▸ **Required action**
Show every line from the data below that includes "Episode".

▸ **Web page and app entries**

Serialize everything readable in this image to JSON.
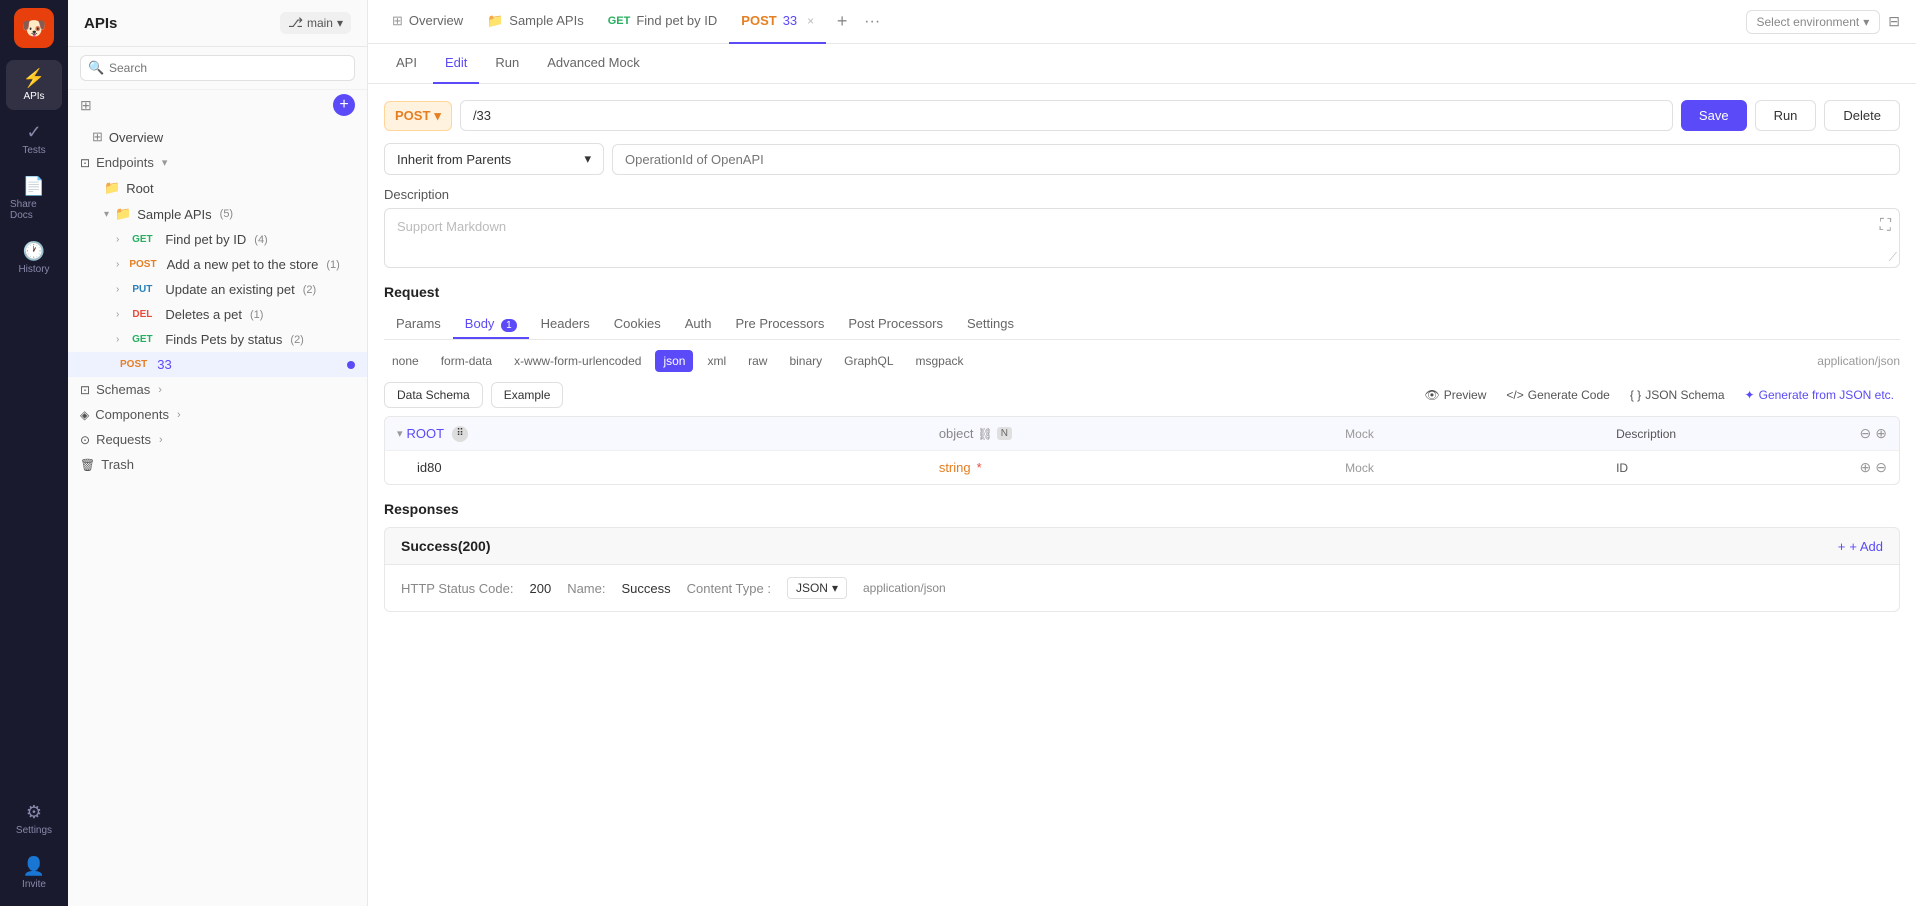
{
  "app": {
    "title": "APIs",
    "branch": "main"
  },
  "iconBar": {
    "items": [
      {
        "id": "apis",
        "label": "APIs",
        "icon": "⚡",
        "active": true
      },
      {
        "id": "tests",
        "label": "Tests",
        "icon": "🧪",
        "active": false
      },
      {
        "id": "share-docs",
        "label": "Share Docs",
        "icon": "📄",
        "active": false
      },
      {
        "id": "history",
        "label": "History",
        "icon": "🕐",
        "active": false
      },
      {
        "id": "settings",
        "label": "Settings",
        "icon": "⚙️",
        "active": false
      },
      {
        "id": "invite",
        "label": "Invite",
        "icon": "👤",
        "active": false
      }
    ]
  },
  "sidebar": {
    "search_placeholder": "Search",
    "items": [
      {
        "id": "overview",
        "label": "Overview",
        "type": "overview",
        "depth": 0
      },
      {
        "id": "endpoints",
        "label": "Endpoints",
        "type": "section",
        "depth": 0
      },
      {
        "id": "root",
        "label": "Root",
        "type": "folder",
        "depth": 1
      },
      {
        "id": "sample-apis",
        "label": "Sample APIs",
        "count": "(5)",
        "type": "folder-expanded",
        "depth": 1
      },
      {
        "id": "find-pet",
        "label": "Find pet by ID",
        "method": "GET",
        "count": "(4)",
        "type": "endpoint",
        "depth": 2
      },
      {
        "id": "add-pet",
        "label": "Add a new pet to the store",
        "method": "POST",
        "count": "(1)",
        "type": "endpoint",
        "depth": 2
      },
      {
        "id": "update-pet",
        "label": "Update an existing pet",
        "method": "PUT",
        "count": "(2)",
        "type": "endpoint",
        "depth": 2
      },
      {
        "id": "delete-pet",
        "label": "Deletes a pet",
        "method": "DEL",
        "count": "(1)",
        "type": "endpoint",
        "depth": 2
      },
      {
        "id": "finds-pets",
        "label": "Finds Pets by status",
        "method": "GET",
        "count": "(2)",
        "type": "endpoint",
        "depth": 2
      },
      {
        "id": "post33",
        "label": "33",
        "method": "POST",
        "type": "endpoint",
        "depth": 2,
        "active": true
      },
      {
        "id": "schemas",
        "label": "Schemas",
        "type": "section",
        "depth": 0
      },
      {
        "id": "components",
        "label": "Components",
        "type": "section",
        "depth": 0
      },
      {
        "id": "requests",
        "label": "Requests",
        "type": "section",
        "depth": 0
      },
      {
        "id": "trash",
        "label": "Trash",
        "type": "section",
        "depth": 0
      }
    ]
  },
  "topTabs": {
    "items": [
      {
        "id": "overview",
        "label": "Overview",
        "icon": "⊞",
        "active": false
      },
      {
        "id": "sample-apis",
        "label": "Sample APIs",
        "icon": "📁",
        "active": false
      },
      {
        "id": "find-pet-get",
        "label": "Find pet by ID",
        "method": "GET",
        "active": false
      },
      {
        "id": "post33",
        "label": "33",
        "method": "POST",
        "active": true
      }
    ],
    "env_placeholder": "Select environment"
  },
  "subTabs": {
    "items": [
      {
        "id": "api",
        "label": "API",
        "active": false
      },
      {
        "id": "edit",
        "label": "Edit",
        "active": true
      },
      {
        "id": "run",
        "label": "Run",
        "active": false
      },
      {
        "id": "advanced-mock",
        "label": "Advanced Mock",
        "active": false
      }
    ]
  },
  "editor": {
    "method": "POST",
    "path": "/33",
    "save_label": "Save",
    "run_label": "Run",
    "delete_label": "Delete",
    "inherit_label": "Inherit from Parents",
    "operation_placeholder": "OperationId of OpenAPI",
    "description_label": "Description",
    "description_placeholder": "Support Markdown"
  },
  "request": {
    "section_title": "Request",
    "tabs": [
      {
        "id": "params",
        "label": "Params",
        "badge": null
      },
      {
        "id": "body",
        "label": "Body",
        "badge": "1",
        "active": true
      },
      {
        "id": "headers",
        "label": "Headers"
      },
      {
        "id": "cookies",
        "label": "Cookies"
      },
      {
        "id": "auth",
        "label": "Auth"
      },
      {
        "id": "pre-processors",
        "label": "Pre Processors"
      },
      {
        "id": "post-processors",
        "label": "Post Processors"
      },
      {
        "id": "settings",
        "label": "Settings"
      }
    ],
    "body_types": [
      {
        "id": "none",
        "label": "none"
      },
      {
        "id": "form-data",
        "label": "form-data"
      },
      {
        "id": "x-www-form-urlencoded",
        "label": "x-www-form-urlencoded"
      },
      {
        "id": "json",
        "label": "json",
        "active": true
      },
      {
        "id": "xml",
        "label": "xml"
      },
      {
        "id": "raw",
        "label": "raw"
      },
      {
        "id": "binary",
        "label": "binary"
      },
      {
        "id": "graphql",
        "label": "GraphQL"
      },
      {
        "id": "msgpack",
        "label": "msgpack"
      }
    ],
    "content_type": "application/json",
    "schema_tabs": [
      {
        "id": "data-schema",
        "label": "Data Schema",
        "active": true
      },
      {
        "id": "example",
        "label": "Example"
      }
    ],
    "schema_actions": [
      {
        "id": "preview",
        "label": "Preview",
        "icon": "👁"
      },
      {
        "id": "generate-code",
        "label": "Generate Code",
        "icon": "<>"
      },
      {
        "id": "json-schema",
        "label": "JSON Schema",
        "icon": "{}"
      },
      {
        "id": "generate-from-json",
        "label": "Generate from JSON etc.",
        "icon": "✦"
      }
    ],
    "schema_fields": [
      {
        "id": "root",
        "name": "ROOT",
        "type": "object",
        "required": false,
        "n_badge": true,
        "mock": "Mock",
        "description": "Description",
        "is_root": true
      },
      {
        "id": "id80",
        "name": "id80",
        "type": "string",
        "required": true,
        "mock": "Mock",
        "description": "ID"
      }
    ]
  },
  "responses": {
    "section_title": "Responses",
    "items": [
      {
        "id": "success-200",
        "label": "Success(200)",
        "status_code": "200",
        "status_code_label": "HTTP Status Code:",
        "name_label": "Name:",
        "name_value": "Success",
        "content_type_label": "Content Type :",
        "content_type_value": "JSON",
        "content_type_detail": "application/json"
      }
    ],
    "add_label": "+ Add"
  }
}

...

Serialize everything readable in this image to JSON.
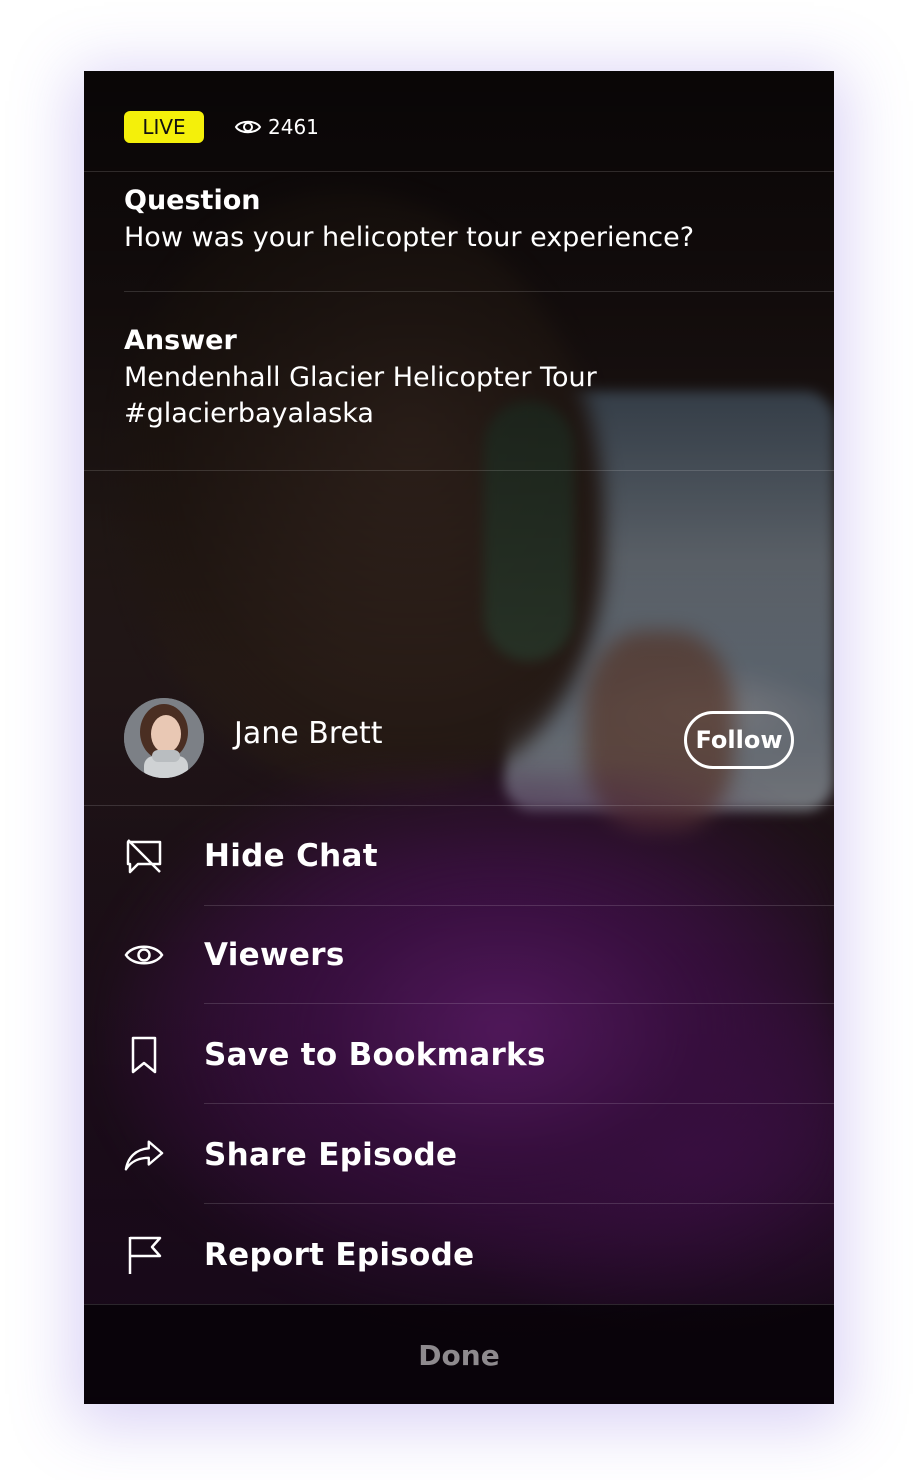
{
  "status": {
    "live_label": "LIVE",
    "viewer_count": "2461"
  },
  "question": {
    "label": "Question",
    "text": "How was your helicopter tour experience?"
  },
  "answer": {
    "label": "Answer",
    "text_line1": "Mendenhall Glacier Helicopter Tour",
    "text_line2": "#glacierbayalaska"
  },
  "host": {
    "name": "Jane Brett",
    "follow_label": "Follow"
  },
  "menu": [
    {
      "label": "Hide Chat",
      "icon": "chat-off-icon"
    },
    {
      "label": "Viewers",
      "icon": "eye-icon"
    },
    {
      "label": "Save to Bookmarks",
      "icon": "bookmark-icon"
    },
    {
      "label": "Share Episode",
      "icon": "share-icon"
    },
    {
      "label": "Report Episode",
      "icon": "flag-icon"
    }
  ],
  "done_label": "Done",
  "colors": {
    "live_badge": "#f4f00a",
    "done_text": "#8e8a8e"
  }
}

▸ **Your solution**
      "label": "Share Episode",
      "label": "Report Episode",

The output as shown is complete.